The Prime Minister told a Downing Street press conference: “On recent trends, in just over two weeks there will be more Covid patients in intensive care than at the peak of the first wave so I urge the mayor to reconsider and engage constructively.
“I cannot stress enough: time is of the essence. Each day that passes before action is taken means more people will go to hospital, more people will end up in intensive care and tragically more people will die.
“Of course, if agreement cannot be reached I will need to intervene in order to protect Manchester’s hospitals and save the lives of Manchester’s residents. But our efforts would be so much more effective if we work together.”
Affected areas include Cheshire West and Chester, Cheshire East, Manchester, Bolton, Bury, Stockport, Tameside, Trafford, Wigan, Salford, Rochdale, Oldham and Warrington.
Manchester Mayor, Andy Burnham is furious at the Government and said he will not allow the people he represents to be treated like “canaries in the coalmine for an experimental, regional lockdown strategy”.
Burnham says that the “very least” the Government should be offering the people of Greater Manchester is a “full and fair” 80 per cent furlough scheme for all affected workers, in addition to 80 per cent support for people who are self-employed.
“Imposing damaging regional lockdowns in this way won’t work,” he said.
“This is an important moment. Greater Manchester will stand firm. We are fighting back for the health of our people.

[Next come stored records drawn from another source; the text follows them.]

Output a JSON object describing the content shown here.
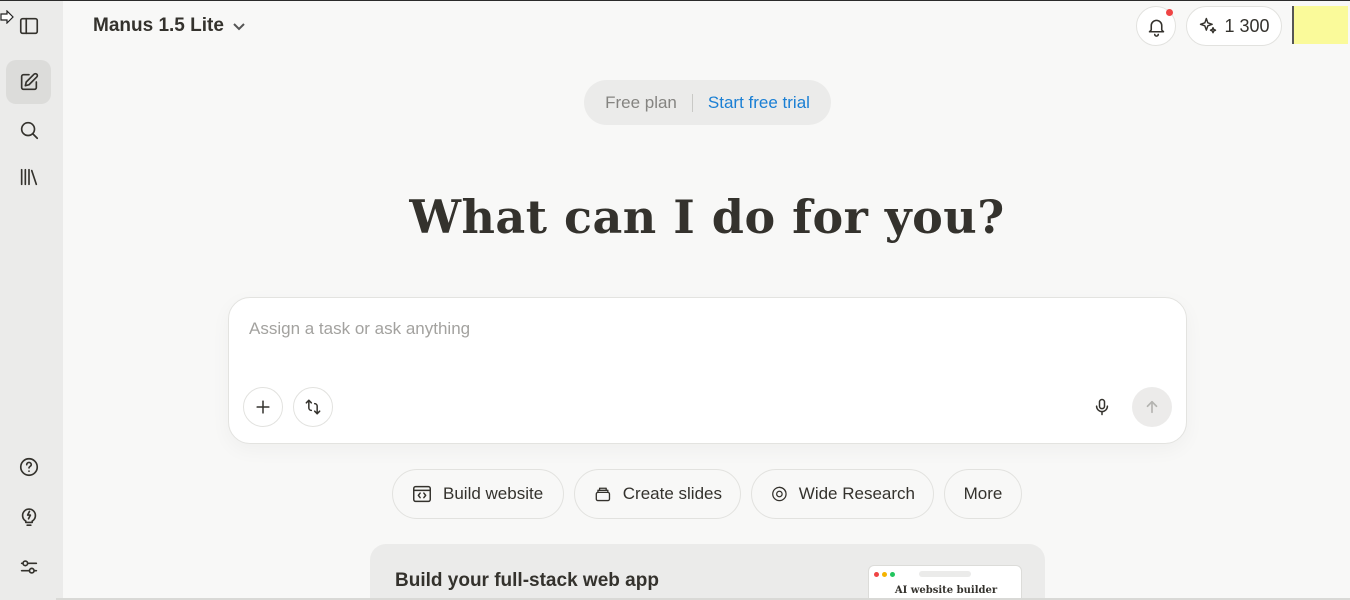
{
  "header": {
    "model_label": "Manus 1.5 Lite",
    "credits": "1 300"
  },
  "plan": {
    "free_label": "Free plan",
    "trial_label": "Start free trial"
  },
  "hero": {
    "title": "What can I do for you?"
  },
  "task_box": {
    "placeholder": "Assign a task or ask anything"
  },
  "quick_actions": [
    {
      "label": "Build website",
      "icon": "code-window-icon"
    },
    {
      "label": "Create slides",
      "icon": "slides-stack-icon"
    },
    {
      "label": "Wide Research",
      "icon": "research-orbit-icon"
    },
    {
      "label": "More"
    }
  ],
  "promo": {
    "title": "Build your full-stack web app",
    "preview_label": "AI website builder"
  },
  "colors": {
    "accent_link": "#1a7fd4",
    "notification_dot": "#ef4444",
    "background": "#f8f8f7",
    "sidebar": "#ebebea"
  }
}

“It is wrong to place some of the poorest parts of England in a punishing lockdown without proper financial support,” he said.

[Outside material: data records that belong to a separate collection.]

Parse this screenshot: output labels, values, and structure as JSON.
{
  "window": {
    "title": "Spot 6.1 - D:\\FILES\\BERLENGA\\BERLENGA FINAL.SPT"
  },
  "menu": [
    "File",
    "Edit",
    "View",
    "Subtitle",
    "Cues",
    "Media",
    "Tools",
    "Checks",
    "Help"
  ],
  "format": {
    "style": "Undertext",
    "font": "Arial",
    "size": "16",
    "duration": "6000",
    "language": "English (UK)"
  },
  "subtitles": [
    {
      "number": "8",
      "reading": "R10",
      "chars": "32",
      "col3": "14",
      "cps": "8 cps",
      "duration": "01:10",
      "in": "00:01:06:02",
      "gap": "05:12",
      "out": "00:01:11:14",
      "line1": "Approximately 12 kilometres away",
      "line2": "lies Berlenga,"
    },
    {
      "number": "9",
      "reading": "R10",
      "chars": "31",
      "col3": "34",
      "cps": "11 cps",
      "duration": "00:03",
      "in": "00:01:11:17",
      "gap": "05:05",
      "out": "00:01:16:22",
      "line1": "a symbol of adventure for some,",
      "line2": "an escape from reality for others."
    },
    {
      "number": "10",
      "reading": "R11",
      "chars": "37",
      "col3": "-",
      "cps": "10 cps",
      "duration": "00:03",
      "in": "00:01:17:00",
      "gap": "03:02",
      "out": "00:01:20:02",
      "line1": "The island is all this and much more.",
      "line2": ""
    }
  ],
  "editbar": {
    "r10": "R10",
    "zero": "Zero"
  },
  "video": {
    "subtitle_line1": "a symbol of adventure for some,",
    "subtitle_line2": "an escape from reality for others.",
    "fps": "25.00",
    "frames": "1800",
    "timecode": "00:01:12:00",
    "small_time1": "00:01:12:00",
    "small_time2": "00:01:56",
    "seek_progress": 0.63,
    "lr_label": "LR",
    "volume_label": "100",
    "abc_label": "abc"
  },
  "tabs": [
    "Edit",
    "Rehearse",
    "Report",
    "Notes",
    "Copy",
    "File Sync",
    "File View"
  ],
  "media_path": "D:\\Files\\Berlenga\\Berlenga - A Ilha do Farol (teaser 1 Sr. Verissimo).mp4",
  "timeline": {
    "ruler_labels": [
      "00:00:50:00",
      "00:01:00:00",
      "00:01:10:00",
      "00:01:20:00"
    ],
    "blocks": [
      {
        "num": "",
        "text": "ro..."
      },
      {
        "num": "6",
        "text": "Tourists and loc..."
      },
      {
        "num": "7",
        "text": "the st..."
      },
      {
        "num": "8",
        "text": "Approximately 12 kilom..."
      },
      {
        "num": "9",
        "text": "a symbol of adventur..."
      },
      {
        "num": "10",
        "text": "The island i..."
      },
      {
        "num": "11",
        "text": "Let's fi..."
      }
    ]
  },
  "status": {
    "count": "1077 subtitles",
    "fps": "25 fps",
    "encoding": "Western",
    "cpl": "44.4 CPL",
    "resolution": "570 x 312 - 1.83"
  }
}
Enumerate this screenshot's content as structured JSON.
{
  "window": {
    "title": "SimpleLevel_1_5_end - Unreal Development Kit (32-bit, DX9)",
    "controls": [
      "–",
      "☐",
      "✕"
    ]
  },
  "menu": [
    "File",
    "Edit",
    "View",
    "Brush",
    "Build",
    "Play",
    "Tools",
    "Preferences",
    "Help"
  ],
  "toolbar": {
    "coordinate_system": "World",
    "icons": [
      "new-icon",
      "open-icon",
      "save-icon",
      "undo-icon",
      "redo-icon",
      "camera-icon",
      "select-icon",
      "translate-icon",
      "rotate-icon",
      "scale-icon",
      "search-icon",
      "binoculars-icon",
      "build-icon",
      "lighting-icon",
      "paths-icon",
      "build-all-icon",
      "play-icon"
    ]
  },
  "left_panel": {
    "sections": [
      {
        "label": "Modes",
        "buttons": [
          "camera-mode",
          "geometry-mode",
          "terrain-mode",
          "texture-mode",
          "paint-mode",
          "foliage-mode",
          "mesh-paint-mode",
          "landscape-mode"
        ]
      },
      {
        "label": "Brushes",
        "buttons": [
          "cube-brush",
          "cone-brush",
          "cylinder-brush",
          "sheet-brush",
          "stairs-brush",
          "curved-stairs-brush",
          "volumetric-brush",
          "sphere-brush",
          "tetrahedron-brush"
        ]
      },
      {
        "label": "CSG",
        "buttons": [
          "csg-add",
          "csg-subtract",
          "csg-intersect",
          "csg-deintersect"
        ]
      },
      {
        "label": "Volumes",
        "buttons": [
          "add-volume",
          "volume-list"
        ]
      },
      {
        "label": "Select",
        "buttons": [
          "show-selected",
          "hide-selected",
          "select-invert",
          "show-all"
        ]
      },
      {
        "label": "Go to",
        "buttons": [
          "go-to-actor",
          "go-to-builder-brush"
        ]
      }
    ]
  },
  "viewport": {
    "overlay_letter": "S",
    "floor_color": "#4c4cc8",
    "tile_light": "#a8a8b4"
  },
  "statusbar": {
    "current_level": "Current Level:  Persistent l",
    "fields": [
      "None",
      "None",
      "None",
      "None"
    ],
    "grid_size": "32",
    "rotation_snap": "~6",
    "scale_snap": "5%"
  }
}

Neighbouring Lancashire this morning agreed a deal with the Government to be put into tier three in exchange for a £42 million support package.
It gives ministers extra leverage over Mr Burnham and his fellow leaders in Manchester, as Mr Johnson is likely to argue that Manchester is now an outlier after Liverpool and Lancashire both complied.
North East and Tees Valley
The North East and Tees Valley have been placed under Tier 2 restrictions.
This includes Newcastle, South Tyneside, North Tyneside, Gateshead, Sunderland, Durham, Northumberland, Middlesbrough, Redcar and Cleveland, Stockton-on-Tees, Darlington and Hartlepool.
West Yorkshire and Leeds
West Yorkshire and Leeds have been placed under Tier 2 restrictions.
The areas affected include Bradford, Kirklees, Calderdale and Wakefield.
Wales including Cardiff, Swansea and Llanelli
Two-thirds of the population of Wales are now living in lockdown, including the country’s capital Cardiff plus Swansea and Llanelli.
Neath Port Talbot, Torfaen and the Vale of Glamorgan all had new restrictions introduced from September 28.
The rules have also been tightened in Blaenau Gwent, Caerphilly, Bridgend, Merthyr Tydfil, Newport, and Rhondda Cynon Taf. And on October 1, new restrictions were introduced in Conwy, Flintshire, Denbighshire and Wrexham.
There are currently tighter restrictions in 17 areas of Wales, including Cardiff, Swansea and parts of North Wales, affecting more than 2.3 million people.
These prohibit people from entering or leaving an area without a reasonable excuse such as work or education.
Under the more general lockdown rules in Wales, licensed premises have to stop selling alcohol at 10pm, face coverings are mandatory in indoor public spaces and public transport, and people cannot gather in groups of more than 30 outdoors.
The rules also say people are not allowed to meet indoors with people they do not live with, unless they have formed an extended household.
People in Wales can meet indoors in a group of up to six people, with children under 11 not included in the number.
The country’s health minister Vaughan Gething has also said Wales could be placed under a new national lockdown in order to halt a sharp rise in coronavirus cases.
Meanwhile, First Minister Mark Drakeford said Wales will ban entry to people from areas of the UK with high levels of coronavirus because Boris Johnson has failed to impose UK-wide travel restrictions.
London moved to Tier 2 coronavirus restrictions on October 17, putting around nine million people under new, tighter restrictions.
Sadiq Khan warned Londoners that they face a “difficult winter ahead” adding that “no one wants to see restrictions, but these are necessary”.
Rates are currently 97 per 100,000 and rising, and there will now be a ban on different households meeting indoors.
People should aim to reduce the number of journeys they make where possible. If they need to travel, they should walk or cycle where possible, or to plan ahead and avoid busy times and routes on public transport.
The “Rule of Six” will continue to apply outdoors and in private gardens.